(Web page and app entries)
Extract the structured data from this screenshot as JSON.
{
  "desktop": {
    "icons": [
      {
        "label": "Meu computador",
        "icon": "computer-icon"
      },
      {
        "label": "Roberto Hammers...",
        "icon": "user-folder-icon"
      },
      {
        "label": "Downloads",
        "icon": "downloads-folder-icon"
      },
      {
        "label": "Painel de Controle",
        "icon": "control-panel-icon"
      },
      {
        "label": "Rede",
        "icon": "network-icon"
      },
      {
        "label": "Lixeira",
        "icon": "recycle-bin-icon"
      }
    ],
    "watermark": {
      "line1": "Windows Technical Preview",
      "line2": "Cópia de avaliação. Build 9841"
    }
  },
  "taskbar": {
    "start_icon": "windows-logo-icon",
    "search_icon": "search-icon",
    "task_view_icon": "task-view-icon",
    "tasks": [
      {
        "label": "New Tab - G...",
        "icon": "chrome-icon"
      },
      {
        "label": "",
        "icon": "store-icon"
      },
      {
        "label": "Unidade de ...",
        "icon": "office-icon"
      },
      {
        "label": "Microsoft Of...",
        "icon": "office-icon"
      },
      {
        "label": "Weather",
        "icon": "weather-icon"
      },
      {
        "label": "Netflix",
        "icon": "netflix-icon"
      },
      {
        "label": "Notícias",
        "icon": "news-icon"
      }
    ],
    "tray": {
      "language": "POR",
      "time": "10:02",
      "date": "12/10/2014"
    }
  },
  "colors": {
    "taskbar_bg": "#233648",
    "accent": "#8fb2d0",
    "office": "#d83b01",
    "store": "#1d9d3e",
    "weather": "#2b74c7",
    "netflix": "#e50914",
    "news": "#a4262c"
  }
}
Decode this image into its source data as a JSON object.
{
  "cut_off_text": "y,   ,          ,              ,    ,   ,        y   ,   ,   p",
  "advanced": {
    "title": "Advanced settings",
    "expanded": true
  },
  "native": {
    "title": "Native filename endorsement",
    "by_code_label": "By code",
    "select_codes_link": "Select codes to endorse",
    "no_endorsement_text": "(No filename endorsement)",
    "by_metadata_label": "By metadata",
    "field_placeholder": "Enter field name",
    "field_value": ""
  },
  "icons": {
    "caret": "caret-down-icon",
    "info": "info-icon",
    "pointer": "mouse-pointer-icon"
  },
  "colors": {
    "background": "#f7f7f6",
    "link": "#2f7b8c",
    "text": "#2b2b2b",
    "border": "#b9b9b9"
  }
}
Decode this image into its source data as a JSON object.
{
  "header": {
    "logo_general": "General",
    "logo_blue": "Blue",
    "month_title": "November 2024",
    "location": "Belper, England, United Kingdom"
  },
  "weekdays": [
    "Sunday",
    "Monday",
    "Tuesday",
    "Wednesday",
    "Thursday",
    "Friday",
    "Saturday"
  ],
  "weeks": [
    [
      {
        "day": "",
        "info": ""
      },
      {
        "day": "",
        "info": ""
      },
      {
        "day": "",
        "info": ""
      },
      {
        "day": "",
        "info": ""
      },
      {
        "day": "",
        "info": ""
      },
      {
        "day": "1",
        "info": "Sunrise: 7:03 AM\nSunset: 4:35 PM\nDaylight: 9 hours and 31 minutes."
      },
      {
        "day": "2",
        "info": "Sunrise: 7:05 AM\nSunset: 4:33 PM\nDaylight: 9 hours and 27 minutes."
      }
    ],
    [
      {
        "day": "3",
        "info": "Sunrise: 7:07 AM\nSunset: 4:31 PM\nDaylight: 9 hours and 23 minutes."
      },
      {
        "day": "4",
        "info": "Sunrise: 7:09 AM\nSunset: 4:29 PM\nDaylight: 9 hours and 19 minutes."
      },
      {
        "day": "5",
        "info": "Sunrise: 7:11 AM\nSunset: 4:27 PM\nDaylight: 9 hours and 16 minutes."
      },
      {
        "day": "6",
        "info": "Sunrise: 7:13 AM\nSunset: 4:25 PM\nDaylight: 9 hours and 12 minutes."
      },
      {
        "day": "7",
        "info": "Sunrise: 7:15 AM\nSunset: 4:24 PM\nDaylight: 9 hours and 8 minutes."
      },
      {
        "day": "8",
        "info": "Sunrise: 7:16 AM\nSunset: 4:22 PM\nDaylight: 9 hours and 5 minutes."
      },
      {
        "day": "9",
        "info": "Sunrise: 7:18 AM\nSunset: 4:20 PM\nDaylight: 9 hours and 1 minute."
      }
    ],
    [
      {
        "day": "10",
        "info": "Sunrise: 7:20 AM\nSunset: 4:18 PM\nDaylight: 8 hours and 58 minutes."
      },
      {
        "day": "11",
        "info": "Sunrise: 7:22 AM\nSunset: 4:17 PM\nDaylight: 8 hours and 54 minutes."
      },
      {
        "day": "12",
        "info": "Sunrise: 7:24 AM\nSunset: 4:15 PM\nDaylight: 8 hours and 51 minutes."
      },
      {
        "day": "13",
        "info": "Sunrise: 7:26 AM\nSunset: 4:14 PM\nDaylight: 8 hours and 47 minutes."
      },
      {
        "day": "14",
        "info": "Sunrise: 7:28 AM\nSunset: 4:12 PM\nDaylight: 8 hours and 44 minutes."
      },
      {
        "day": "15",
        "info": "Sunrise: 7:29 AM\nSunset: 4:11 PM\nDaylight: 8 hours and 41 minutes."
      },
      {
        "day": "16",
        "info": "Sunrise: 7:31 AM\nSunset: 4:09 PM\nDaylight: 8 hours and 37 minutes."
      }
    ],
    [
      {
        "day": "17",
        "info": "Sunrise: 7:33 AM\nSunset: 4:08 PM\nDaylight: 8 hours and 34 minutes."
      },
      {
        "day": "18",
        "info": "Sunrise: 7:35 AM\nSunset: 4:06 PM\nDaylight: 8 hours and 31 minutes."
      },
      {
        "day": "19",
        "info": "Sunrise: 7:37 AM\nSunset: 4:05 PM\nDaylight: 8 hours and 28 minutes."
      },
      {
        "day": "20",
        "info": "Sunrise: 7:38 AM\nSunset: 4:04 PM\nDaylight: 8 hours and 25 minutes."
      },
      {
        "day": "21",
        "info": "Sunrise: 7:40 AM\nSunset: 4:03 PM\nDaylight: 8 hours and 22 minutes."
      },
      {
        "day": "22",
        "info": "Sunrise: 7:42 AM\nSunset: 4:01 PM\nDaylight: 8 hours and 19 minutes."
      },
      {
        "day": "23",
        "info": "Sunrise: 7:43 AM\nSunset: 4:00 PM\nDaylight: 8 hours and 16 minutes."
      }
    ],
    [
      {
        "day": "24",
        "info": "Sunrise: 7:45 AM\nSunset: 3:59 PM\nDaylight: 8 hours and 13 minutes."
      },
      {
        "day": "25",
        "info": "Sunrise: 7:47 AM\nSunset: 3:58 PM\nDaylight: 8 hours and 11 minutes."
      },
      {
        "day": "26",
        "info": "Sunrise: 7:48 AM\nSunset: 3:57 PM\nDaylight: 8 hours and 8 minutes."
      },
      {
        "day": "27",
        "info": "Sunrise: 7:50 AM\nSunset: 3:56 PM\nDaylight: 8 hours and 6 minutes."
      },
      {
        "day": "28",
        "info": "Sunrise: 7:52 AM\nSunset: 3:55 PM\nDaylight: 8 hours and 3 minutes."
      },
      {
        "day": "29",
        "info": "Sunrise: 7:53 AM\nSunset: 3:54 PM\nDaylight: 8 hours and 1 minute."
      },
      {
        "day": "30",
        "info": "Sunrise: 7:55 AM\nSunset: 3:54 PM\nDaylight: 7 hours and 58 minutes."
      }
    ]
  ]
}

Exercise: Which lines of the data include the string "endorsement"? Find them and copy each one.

Reply to the task:
    "title": "Native filename endorsement",
    "no_endorsement_text": "(No filename endorsement)",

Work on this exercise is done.